The main reason you need a text editor that can open your script is that the generated script will start with a CREATE DATABASE statement that contains paths to the data and log files as they exist on the source server. Unless the target server has exactly the same folder structure, the CREATE DATABASE statement will fail. You will need to open the file and either edit the paths to match the folder structure on the 2005 server, or remove the filespec portion of the statement entirely, which means also not being able to specify size, maxsize, and filegrowth. Either way, a little editing will be necessary.
How to Run the Large Script
I already mentioned that SSMS can’t handle opening such large files, so now how can you run it? The answer is to use sqlcmd.exe, the command-line utility that lets you run queries and scripts. Assuming it’s already in your path, here’s how you would run the script from a command prompt in the same directory:
sqlcmd –S server –U login –P password –b –x –i script.sql
Most of the flags should be self-explanatory by the value you pass to them, but there are two that require explanation. The –b flag specifies that the script should stop executing on error. Just like with script generation, if an error occurs, you should fix the error and then re-run the entire thing from the beginning. The –x flag disables sqlcmd parameter substitution. This feature is great for scripting repetitive tasks, but it can cause problems if you are loading data that looks like sqlcmd parameters, which are formatted as $(variable). So, for example, if your DB contained JQuery selector string data, sqlcmd would think that those selectors were variables and throw an error, because no matching variable could be found to substitute.
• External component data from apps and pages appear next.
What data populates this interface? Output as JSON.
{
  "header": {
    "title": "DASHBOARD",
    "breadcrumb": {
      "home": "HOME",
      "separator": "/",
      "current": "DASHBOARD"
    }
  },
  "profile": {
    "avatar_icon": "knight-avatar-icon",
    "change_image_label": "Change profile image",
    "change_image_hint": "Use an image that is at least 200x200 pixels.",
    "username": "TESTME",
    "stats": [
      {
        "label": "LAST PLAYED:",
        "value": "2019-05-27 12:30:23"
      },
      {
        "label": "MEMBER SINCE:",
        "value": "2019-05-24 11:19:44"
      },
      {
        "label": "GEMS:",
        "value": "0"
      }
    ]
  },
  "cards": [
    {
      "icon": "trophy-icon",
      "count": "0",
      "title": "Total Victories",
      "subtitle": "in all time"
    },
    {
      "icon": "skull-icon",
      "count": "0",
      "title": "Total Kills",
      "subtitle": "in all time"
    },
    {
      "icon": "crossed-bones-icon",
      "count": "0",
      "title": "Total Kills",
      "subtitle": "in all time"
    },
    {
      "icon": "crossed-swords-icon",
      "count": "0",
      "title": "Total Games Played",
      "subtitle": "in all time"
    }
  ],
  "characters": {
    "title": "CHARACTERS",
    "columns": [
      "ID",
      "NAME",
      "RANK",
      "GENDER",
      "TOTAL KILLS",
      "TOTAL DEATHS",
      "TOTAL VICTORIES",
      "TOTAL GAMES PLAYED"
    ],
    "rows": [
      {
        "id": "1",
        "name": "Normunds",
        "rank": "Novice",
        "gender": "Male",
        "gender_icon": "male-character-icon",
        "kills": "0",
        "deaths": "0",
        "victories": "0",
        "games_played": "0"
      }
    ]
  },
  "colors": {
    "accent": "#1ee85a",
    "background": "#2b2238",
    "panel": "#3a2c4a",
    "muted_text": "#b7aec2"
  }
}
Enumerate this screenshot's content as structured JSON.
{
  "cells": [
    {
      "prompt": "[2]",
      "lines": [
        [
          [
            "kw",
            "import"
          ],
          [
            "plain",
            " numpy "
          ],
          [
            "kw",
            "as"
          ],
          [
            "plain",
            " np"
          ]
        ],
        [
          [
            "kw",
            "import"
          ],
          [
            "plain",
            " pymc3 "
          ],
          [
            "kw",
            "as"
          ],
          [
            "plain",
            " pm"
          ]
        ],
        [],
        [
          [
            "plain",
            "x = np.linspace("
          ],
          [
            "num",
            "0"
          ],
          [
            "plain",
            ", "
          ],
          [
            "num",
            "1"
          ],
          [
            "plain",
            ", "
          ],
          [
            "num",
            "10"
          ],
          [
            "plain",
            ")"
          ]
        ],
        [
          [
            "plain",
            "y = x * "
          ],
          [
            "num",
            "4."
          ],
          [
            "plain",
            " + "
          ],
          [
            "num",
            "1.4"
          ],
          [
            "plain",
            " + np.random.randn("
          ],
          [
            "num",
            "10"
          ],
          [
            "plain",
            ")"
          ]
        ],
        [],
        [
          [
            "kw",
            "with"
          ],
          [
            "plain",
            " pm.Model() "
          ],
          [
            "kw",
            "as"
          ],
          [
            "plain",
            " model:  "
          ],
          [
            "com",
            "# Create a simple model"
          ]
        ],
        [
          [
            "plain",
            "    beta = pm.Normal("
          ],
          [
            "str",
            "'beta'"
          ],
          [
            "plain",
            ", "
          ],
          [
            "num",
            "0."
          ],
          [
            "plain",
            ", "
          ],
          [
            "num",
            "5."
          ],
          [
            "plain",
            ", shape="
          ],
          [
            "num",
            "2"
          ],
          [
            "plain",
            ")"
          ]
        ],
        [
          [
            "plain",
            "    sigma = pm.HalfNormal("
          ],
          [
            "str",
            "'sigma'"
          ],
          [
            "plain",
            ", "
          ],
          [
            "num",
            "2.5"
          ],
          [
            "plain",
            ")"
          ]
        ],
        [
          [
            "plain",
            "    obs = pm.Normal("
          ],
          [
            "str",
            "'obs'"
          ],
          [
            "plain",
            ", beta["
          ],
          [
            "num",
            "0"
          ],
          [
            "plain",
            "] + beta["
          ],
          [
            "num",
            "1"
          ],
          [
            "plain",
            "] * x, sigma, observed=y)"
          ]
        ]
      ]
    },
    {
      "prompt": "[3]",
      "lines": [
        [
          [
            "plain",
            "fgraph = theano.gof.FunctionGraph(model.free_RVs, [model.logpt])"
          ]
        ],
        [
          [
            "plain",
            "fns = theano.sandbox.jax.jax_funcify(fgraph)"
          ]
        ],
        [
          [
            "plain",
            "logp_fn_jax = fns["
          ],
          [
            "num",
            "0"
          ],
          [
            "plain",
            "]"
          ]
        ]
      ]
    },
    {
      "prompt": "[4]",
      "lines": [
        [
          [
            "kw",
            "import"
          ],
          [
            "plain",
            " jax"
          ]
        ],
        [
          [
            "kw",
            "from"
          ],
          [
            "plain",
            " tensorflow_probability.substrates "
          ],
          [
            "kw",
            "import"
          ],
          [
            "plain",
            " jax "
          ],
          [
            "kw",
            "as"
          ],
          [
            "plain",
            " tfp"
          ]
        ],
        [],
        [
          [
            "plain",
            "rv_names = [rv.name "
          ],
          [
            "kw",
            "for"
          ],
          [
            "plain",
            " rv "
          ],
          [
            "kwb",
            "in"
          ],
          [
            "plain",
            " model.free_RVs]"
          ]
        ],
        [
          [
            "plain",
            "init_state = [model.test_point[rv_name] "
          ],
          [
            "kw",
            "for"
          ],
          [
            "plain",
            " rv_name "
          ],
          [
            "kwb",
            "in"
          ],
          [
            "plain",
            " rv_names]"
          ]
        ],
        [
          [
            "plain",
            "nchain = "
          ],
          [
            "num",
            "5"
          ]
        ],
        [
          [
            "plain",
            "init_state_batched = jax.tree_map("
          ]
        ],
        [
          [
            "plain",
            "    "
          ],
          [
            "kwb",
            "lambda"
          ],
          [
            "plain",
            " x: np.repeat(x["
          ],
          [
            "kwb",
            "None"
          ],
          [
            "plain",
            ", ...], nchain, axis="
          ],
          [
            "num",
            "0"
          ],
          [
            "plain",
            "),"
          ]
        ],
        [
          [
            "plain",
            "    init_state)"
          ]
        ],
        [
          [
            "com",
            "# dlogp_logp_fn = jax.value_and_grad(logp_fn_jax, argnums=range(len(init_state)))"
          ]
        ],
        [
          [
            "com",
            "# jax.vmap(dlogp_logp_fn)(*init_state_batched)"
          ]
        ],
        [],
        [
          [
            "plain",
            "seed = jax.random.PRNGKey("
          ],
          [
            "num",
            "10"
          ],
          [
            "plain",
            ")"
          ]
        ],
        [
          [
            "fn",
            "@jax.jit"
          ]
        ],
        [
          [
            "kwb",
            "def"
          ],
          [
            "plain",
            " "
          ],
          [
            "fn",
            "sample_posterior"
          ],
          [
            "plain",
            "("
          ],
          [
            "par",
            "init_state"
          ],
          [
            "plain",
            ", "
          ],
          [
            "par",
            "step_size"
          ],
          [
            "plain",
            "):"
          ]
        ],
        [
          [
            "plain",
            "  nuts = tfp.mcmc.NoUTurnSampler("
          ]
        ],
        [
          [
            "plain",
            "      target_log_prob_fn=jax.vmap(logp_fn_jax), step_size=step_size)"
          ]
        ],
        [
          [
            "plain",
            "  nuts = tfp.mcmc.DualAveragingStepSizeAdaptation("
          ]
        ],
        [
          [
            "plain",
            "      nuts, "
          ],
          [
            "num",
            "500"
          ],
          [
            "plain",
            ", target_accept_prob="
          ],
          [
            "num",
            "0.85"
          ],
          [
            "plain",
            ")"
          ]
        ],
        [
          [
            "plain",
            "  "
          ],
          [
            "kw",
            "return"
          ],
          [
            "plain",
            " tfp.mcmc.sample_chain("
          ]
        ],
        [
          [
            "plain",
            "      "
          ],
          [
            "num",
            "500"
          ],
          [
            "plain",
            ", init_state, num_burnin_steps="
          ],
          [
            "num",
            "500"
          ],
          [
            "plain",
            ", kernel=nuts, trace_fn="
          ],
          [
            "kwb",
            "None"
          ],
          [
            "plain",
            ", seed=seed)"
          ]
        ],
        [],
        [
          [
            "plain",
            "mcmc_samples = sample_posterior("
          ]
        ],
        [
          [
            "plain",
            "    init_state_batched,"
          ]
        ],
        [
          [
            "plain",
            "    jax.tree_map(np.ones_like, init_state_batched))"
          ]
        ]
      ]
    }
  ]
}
Once you execute the above command, the script will begin to execute. The generated script has print statements in it to output its progress, and sqlcmd echoes these statements to the console output. The script will take a while to run, but once it’s finished, you will have a fully restored database that started on a 2008 server, restored to a 2005 server.